Today is my last day of employment at Sun (well, it became Oracle on March 1st in the UK but you know what I mean). I am a few months short of my 10th anniversary there (I joined at JavaOne in 2000) and my 5th anniversary as Chief Open Source Officer. I hope you’ll forgive a little reminiscence.
Looking back, we’ve achieved some amazing things. We’ve:
- Got some of the most important software in the computer industry released under Free licenses that guarantee software freedom for people who rely on them, regardless of who owns the copyrights. Unix, Java, key elements of Linux, the SPARC chip and much more have been liberated.
- Guided and fed the quiet revolution that has restored competition to the productivity software market through Open Document Format.

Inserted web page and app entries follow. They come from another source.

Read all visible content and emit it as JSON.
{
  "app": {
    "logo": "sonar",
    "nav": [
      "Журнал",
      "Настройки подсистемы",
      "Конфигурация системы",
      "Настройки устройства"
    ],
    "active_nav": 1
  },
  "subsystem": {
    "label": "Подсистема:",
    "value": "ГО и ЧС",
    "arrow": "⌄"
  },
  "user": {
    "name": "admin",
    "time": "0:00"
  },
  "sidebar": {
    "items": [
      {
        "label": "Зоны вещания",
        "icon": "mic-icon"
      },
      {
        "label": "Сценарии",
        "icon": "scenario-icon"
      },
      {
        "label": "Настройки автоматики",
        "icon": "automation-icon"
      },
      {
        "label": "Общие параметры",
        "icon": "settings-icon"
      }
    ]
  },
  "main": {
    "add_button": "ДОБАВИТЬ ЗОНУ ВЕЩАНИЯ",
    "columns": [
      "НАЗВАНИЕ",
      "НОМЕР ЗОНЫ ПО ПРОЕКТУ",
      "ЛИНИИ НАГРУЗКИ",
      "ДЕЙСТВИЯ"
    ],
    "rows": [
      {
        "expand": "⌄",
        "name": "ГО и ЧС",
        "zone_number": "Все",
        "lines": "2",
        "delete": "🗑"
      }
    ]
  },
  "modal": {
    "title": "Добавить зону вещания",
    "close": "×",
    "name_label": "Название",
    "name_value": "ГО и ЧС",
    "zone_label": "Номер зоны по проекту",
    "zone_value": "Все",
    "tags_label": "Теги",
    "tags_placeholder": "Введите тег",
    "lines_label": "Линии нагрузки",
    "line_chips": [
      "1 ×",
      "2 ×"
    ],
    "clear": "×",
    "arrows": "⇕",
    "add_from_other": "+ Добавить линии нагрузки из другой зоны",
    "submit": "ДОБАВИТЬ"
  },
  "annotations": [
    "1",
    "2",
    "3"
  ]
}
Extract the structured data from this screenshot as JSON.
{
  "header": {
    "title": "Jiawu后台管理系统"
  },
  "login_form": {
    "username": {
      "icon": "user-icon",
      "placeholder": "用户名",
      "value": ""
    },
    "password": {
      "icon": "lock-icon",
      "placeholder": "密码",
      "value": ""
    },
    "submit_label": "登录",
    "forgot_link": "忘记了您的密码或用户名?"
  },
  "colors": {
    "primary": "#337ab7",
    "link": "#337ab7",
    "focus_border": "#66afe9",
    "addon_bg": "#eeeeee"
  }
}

- Kick-started the corporate blogging revolution at Blogs.Sun.Com, so that at any time you could have checked there have been around 1200 Sun employees sharing their enthusiasms with maximum trust and minimum oversight. In the process we created policies that have enabled many other companies to start the same journey and gave employees ownership of their work.
- Changed Sun’s attitude towards open source so that early, bitter critics have become people willing to defend – or even join – the company.
- Participated in the wider community in useful ways, such as retiring old licensing, sponsoring the FSF and helping the GPL v3 come in to existence.
- Worked with an amazing, once-in-a-career team that has gone on to play key roles elsewhere in the industry.
I didn’t do any of that alone, plenty of it wasn’t my idea, and without the groundwork of others before me it would have been impossible. There are far too many people to attempt to thank here – each “we” above represents a bunch of smart people of whom I was the least. You all know who you are, thank-you so much for the privilege of working with you.
Of course, no story with highlights like that can be without disappointments too. I’m sad that Apache did not get the TCK license they requested. I’m sad that we didn’t get the code for some of those projects permanently outside the sun firewall. I’m sad we never got to a place where co-developers become a priority for various product teams. And I’m sad that, despite the success of the open source software businesses, it still wasn’t enough to rescue Sun in the end. But overall, I am amazed and humbled to see what the open source team at Sun has achieved.
I’ve not decided what to do next (well, apart from sell photos and other shameless commercialism!), but I see so many friends finding exciting opportunities that I’m not especially concerned for now. I intend to keep blogging, so I doubt anything I do will be much of a secret.